There is something about anniversaries that makes us very reflective. It was a year ago today that Steve and I stepped off a tiny bush plane into the unknown world of Port Graham, Alaska. The streets were deserted on that frigid Monday morning and my spirits felt as dreary as the weather.
I don’t know what I was expecting, but it wasn’t what I found.
Understandably, the villagers we met that day were kind but cautious—was this just another white family moving to Port Graham for the thrill of remote living?
After our village tour, the Chief drove us up to the site of our future home, the church. My spirits sank further still as I walked into the cold, stark building, void of any personal touches. Fighting back tears, I wandered through the rooms wondering how I was ever going to make this into a home for my family.

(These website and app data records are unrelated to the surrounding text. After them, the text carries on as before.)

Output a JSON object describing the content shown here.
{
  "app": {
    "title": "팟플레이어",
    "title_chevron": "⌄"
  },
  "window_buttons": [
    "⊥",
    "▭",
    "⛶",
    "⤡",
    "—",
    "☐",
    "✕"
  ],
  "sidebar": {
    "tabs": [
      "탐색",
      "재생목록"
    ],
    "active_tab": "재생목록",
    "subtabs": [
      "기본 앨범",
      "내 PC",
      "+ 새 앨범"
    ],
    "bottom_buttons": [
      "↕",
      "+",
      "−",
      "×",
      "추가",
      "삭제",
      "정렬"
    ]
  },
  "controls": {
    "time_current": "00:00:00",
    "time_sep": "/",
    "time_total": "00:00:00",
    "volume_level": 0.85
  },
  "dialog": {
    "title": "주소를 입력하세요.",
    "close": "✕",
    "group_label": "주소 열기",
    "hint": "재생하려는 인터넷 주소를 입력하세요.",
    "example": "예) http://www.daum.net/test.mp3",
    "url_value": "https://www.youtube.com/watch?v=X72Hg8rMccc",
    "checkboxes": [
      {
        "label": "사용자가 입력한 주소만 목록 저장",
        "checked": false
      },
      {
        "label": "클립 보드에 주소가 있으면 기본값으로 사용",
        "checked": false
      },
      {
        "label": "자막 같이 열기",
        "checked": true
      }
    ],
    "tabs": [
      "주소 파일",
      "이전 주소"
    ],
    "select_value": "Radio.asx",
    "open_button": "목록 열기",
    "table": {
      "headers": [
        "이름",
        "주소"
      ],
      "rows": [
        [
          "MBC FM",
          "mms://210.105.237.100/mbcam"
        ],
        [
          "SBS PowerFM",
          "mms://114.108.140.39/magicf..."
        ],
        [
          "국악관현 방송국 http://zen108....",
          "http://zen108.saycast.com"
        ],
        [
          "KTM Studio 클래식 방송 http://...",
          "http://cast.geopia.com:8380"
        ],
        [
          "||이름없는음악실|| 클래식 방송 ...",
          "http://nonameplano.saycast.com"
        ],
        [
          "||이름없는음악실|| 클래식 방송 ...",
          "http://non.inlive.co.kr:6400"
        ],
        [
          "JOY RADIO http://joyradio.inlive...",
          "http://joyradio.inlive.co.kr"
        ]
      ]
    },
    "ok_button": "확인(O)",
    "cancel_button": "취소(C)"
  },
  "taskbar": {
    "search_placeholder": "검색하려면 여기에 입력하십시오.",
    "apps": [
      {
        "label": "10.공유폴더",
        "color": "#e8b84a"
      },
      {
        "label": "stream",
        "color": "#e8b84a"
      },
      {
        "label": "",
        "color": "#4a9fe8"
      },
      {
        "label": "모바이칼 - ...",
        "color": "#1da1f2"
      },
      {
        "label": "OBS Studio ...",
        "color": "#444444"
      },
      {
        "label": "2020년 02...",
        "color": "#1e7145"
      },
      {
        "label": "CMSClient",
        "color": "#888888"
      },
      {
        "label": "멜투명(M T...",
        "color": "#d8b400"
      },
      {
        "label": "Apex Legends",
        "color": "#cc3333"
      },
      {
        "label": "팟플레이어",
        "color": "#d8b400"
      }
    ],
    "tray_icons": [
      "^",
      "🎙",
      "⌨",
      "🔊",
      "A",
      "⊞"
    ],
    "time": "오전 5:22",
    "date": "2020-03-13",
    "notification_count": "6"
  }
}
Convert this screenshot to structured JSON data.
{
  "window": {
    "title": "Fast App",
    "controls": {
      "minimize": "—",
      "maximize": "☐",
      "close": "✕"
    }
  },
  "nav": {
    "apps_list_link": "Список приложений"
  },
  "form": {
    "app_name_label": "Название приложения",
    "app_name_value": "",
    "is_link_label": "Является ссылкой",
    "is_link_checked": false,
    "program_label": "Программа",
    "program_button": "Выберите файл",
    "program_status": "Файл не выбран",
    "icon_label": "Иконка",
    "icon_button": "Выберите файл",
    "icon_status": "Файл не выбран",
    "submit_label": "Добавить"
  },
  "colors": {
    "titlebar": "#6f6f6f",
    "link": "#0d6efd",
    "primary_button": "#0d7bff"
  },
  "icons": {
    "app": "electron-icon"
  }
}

None too soon, it was time to fly back home.
Home…the place where our family and friends lived; a beautiful house with plenty of space and a spectacular view of Mt. Hood; a comfortable salary with benefits; the backdrop of so many wonderful memories; a place we knew well and a culture we understood. Was God really asking us to leave everything behind and follow Him into the unknown?
Over the next weeks and months as we went through the motions of “letting go” of our comfortable life, I would often pour out my heart to God. Sometimes I would be angry with Him for asking us to give up the life I felt entitled to (after all, hadn’t HE provided it for us?!). Sometimes I cried on His shoulder for the tremendous sense of loss we felt as our worldly possessions found other homes, we said good-bye to our pets, and friends turned their backs on us. And sometimes I just wanted to know why.
Retrospectively, I can clearly see God’s hands masterfully carving out a new home for our family, and I can hear His still small voice speaking truth into my anger, sadness and fear.
When I bemoaned leaving my family and friends, God reminded me that He “sets the lonely in families” (Psalm 68:6). And then He opened the hearts of the community to welcome us.
When I complained, “We can’t live in a church—we need a house!” God pointed out that living in His house is a privilege. David said, “One thing I ask from the Lord, this only do I seek: that I may dwell in the house of the Lord all the days of my life, to gaze on the beauty of the Lord and to seek him in his temple. For in the day of trouble he will keep me safe in his dwelling; he will hide me in the shelter of his sacred tent and set me high upon a rock.” (Psalm 27:4-5) And then God provided the means for us to transform the church building into a beautiful place of worship on Sundays and a warm and welcoming home during the week.
When I worry about finances, God smiles and promises, “[I] will meet all your needs according to the riches of [my] glory in Christ Jesus.” (Philippians 4:19). And He has.
When I fret about the lack of sunshine in the winter, God gently says, “I am the light of the world. Whoever follows me will not walk in darkness, but will have the light of life.” (John 8:12). And then He surprises us with care packages of Vitamin D and Happy Lights from our thoughtful friends!
When I remind Him that I am not “Pastor’s wife” material, He fully agrees with me but explains, “Now [I], the God of peace,…[will] equip you in every good thing to do [my] will, working in [you] that which is pleasing in [my] sight, through Jesus Christ, to whom be the glory forever and ever.” (Hebrews 13:20-21). And then He gives me grace as I step into that role.
When I ask, “What is there to do in Port Graham?” He quietly recites, “Be still and know that I am God…” (Psalm 46:10). And then He quiets the noise and fills my soul with an inexplicable peace.
And in those moments when fear of the unknown is lurking at my doorstep, God shouts, “…do not fear, for I am with you; do not be dismayed, for I am your God. I will strengthen you and help you; I will uphold you with my righteous right hand.” (Isaiah 41:10). And that is exactly what He continues to do.
Today as I reminisce back to that unforgettable trip one year ago, I am humbled by God’s patience with me as I struggled to obey His calling, and I am grateful that we serve a God whose “ways are higher than our ways” and whose “thoughts are higher than our thoughts” (Isaiah 55:9). For if God had given me what I thought I wanted, I would have missed out on the tremendous blessing of being able to call Port Graham…home.